A Portrait of Larry with Trogons


At first you can't spot a red & green trogon against
a background of deep green leaves & red berries.
It's also difficult to find the exact right words for poetry
when they're camouflaged against the background of speech,
newspapers, and T.V. If you were to see the trogon
against a white wall, you'd be dazzled by its brilliance. The same
goes for the right words when they're taken out of conversation
& placed into the unnatural habitat of poetry. If you train yourself,
you'll eventually see the trogons when nobody else can . . .
Sorry, I'm too tired for this right now. It's midnight & my
18-year-old son took off for the East Coast today from our house

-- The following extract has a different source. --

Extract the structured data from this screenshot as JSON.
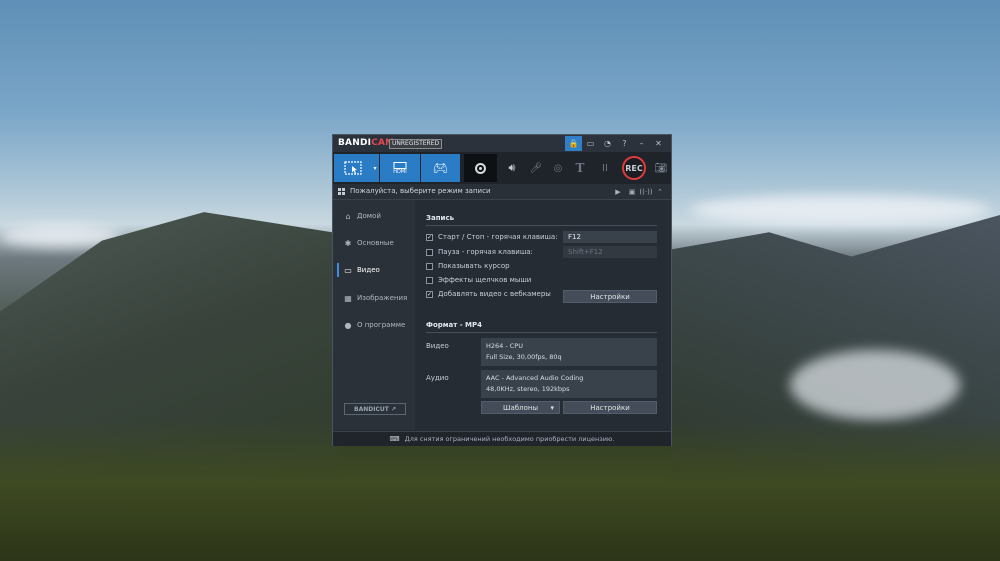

in Colorado, & he didn't take enough money or food.
He just finally called to say he's briefly stopped at a Ramada,
not to spend the night, but to use their hot-tub. He also told me
he's borrowed my credit card. I worry like crazy when he does
things like that! He'll probably get caught in the hot-tub and call me
in trouble with the desk clerk or he'll lose the credit card.
I can't blame him. He's sad right now because his dad,
the poet Larry Levis, has died. When someone you love passes away,
it's almost impossible to grasp the sheer darkness of it
against the solid blackness of death itself. Nick & I feel Larry
slipping away into the habitat of history, where too many names and faces
go blank. We've got to get him back. We've got to lock him forever here,
like a trogon, in the cage of our hearts, where he stands out.
But a trogon's natural instinct is to sit on a branch, deep inside
the green-leafed tree with the berries & hold perfectly still & upright–
its long slaty tail wavering ever so slightly in the breeze. Or
to rise & flap against a backdrop of white sky, where just as you try
to grasp the brilliant & quick presence of it, it disappears.


Marcia Southwick, A Saturday Night at the Flying Dog and Other Poems, Oberlin College Press, 1999.